_EXERCISE OBJECTIVE_
Each of the records that follow needs an exact reproduction.

·····

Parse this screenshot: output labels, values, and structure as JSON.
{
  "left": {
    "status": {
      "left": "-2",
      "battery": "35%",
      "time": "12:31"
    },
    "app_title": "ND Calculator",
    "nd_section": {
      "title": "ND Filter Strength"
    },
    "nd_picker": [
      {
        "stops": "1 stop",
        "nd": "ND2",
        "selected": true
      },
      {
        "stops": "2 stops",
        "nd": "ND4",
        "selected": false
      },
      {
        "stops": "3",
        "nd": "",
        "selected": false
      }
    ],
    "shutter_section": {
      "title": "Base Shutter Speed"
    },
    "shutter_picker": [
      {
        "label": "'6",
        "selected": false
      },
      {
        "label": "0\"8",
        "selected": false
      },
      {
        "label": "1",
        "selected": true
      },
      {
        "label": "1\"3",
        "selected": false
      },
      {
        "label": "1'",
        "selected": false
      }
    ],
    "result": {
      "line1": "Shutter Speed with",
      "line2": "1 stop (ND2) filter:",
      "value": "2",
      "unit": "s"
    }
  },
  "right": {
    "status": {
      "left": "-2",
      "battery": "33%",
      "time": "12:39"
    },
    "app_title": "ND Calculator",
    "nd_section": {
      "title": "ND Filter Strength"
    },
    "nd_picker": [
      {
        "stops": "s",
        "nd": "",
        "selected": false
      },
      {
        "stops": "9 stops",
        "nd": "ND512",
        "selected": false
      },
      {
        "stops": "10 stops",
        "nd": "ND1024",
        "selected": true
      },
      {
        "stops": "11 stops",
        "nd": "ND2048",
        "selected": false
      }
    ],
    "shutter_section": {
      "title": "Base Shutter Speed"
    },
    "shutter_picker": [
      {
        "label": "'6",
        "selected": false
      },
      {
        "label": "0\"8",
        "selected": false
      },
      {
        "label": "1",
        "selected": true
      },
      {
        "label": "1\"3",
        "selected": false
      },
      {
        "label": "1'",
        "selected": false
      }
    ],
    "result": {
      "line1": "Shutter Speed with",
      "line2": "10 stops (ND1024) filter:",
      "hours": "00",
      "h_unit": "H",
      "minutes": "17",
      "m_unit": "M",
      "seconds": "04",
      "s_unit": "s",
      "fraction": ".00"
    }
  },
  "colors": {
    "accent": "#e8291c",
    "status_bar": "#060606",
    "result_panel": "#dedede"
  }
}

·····

_TASK SOLUTION_
Parse this screenshot: output labels, values, and structure as JSON.
{
  "left": {
    "status": {
      "left": "-2",
      "battery": "35%",
      "time": "12:31"
    },
    "app_title": "ND Calculator",
    "nd_section": {
      "title": "ND Filter Strength"
    },
    "nd_picker": [
      {
        "stops": "1 stop",
        "nd": "ND2",
        "selected": true
      },
      {
        "stops": "2 stops",
        "nd": "ND4",
        "selected": false
      },
      {
        "stops": "3",
        "nd": "",
        "selected": false
      }
    ],
    "shutter_section": {
      "title": "Base Shutter Speed"
    },
    "shutter_picker": [
      {
        "label": "'6",
        "selected": false
      },
      {
        "label": "0\"8",
        "selected": false
      },
      {
        "label": "1",
        "selected": true
      },
      {
        "label": "1\"3",
        "selected": false
      },
      {
        "label": "1'",
        "selected": false
      }
    ],
    "result": {
      "line1": "Shutter Speed with",
      "line2": "1 stop (ND2) filter:",
      "value": "2",
      "unit": "s"
    }
  },
  "right": {
    "status": {
      "left": "-2",
      "battery": "33%",
      "time": "12:39"
    },
    "app_title": "ND Calculator",
    "nd_section": {
      "title": "ND Filter Strength"
    },
    "nd_picker": [
      {
        "stops": "s",
        "nd": "",
        "selected": false
      },
      {
        "stops": "9 stops",
        "nd": "ND512",
        "selected": false
      },
      {
        "stops": "10 stops",
        "nd": "ND1024",
        "selected": true
      },
      {
        "stops": "11 stops",
        "nd": "ND2048",
        "selected": false
      }
    ],
    "shutter_section": {
      "title": "Base Shutter Speed"
    },
    "shutter_picker": [
      {
        "label": "'6",
        "selected": false
      },
      {
        "label": "0\"8",
        "selected": false
      },
      {
        "label": "1",
        "selected": true
      },
      {
        "label": "1\"3",
        "selected": false
      },
      {
        "label": "1'",
        "selected": false
      }
    ],
    "result": {
      "line1": "Shutter Speed with",
      "line2": "10 stops (ND1024) filter:",
      "hours": "00",
      "h_unit": "H",
      "minutes": "17",
      "m_unit": "M",
      "seconds": "04",
      "s_unit": "s",
      "fraction": ".00"
    }
  },
  "colors": {
    "accent": "#e8291c",
    "status_bar": "#060606",
    "result_panel": "#dedede"
  }
}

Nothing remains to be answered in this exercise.